Professor Emeritus of Humanities
University of Wisconsin –Madison
Professor Emeritus of English
University of California – Berkeley
1460 Riverside Ave.
Boulder CO 80304
Welcome to my personal home page. This site is meant to be of use to anyone interested in my background, interests, and career.
REGULAR FEATURES OF THIS SITE:
Curriculum Vitae offers an outline of my academic career, my teaching experience and specialties, my higher degrees, some awards I have received, and my professional affiliations.
Publications lists in six categories my books, editions, essays, and works in progress.
CURRENT NEWS (updated March 2018):
Since retiring from teaching at the University of Wisconsin - Madison in 2011 I have been remained active in research. Four books that I have authored or co-edited have appeared in print from 2011 to 2017, and two additional books are forthcoming.
The Idea of Anglo-Saxon England 1066-1901: Remembering, Forgetting, Deciphering, and Renewing the Past (Wiley-Blackwell, 2015) offers a comprehensive account of the history of Old English literary studies, and the idea of Anglo-Saxon England more generally, from the Middle Ages to the twentieth century. (See Publications for details about this publication and my others.)
Old English Literature: A Guide to Criticism with Selected Readings (Wiley-Blackwell, 2016) analyzes changing trends in the critical reception of the literature of the Anglo-Saxons during the twentieth and twenty-first centuries.
Anglo-Saxon England and the Visual Imagination (Arizona Center for Medieval and Renaissance Studies, 2016), co-edited by Stacy Klein, Jonathan Wilcox, and myself, grew out of a conference of the International Society of Anglo-Saxonists that I hosted at Madison in 2011 while serving as president of that organization. The volume consists of new research by a number of distinguished art historians, archaeologists, and literary scholars.

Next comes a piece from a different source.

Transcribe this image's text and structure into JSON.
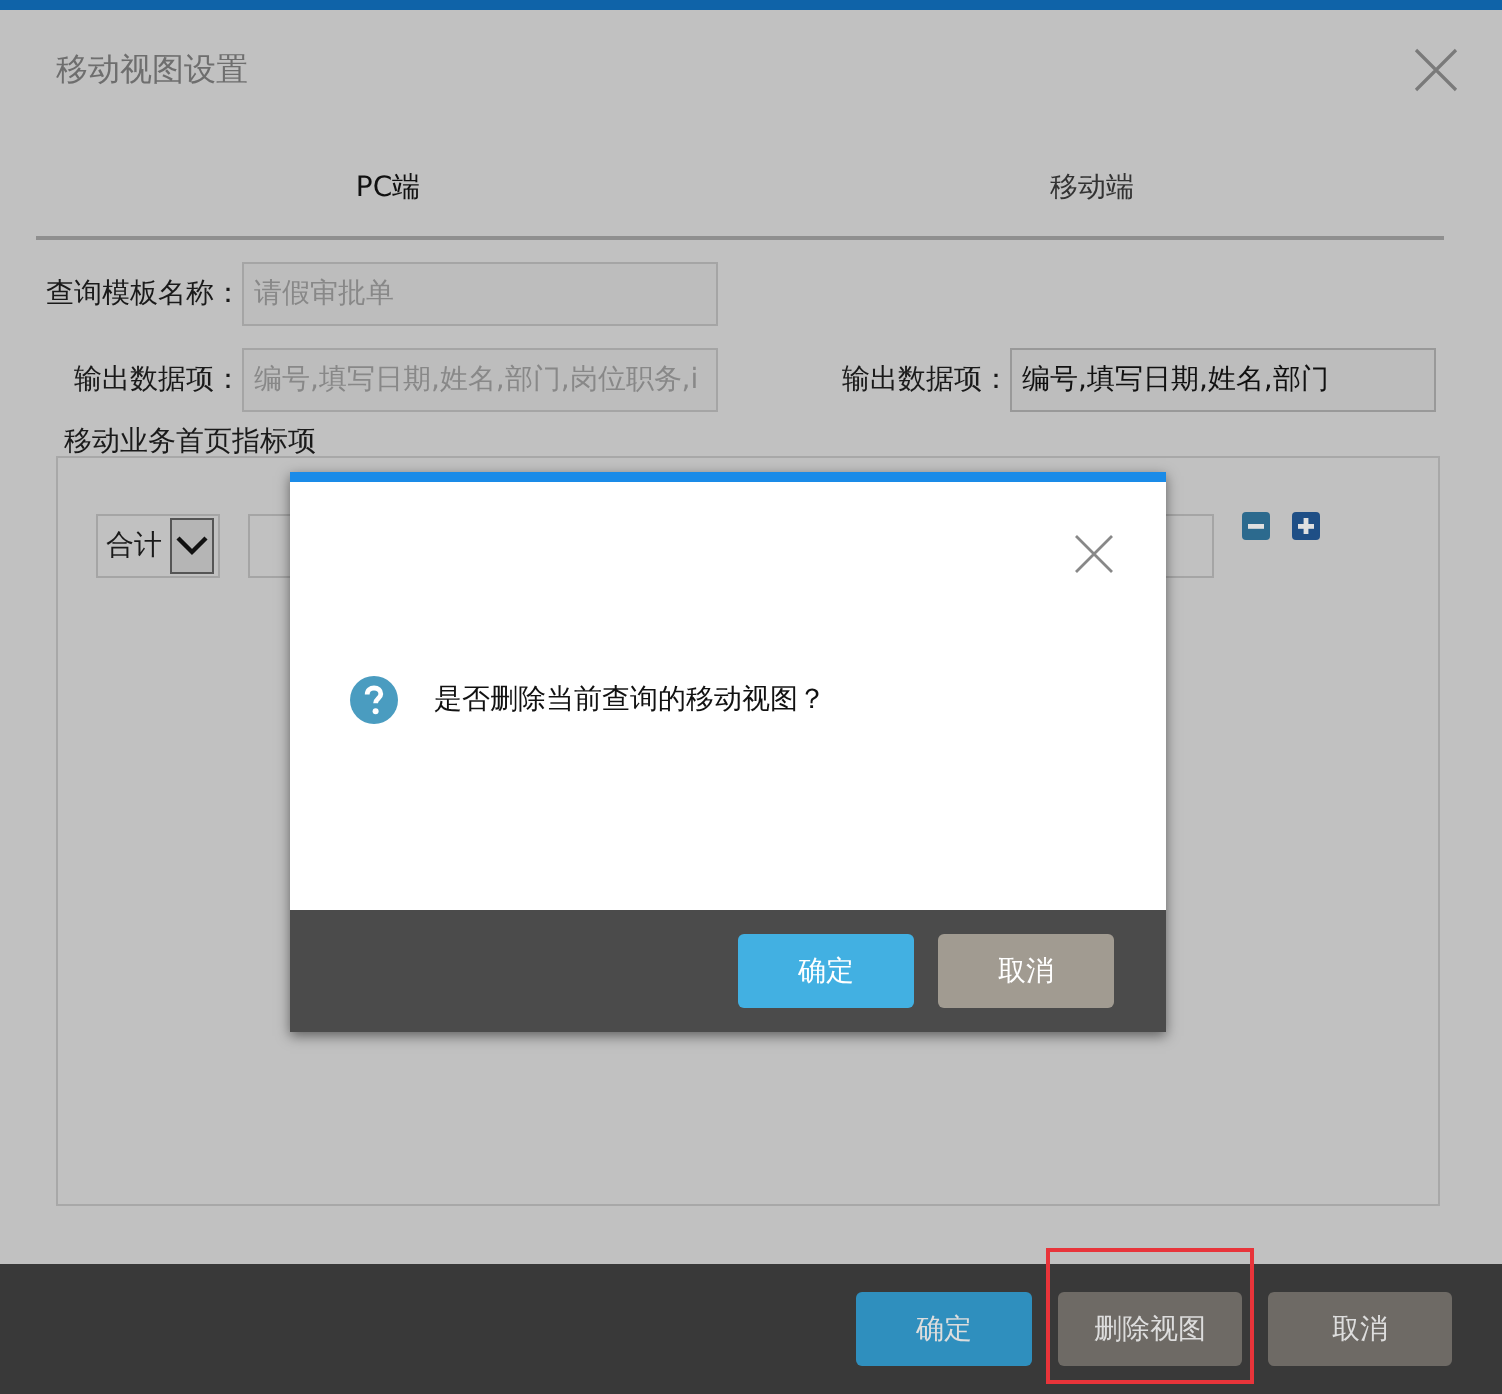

The Genesis of Books: Studies in the Scribal Culture of Medieval England in Honor of A.N. Doane (Brepols, 2012), co-edited with Matthew Hussey, honors a distinguished former member of the UW-Madison Department of English and his contributions to Medieval Studies. The volume consists of new research by a number of leading experts in the early manuscript culture of England.
One forthcoming book, due to be published in approximately October 2018 by the University of Exeter Press, is titled God's Exiles and English Verse: On the Exeter Anthology of Old English Poetry. It is the first book-length critical study to take into account the whole of the Exeter Book, the most important anthology of Old English poetry to have come down to us: its principles of design, its relationship of parts, its leading themes, its points of formal and stylistic interest, its probable makers and readers, and its possible uses in its time.
The other forthcoming book is volume 1 of a projected two-volume edition and translation of the complete corpus of Anglo-Saxon medical texts. To be titled The Old English Herbarium, Lacnunga, and Cures from Other Sources, this volume is being produced in partnership with the Italian scholar Maria D'Aronco, an expert in the Herbarium and related literature, for publication by Harvard University Press c. 2019 in its very attractive new series Dumbarton Oaks Medieval Library.
In addition to these books, I have recently edited two special journal issues on topics of interest to folklorists and specialists in oral literature. The first of these, From Word to Print and Beyond, published as volume 72, issue 3 (2014) of Western Folklore, presents new research on the theory and practice of textualizing works of oral literature. The other one, Living Epics of China and Inner Asia, published as volume 129, no. 513 (2016) of Journal of American Folklore, features new research on the epic poems Gesar and Manas written by experts from China, Europe, and North America.
Other research projects include a projected book, now still in its early stages, on the impact of the Huns and other peoples of the steppe on the formation of early "Germanic" identity, with a particular focus on the making of Anglo-Saxon England.
I also have a long-standing interest in Scottish traditions. One focus of my research is the adjoining islands of Mull and Iona in the Inner Hebrides, seen as a region that encapsulates a number of cultural transformations over time. Another focal point is a single gifted storyteller and singer whom I recorded at length in the 1980s, Duncan Williamson of Loch Fyne and Fife (1928-2007).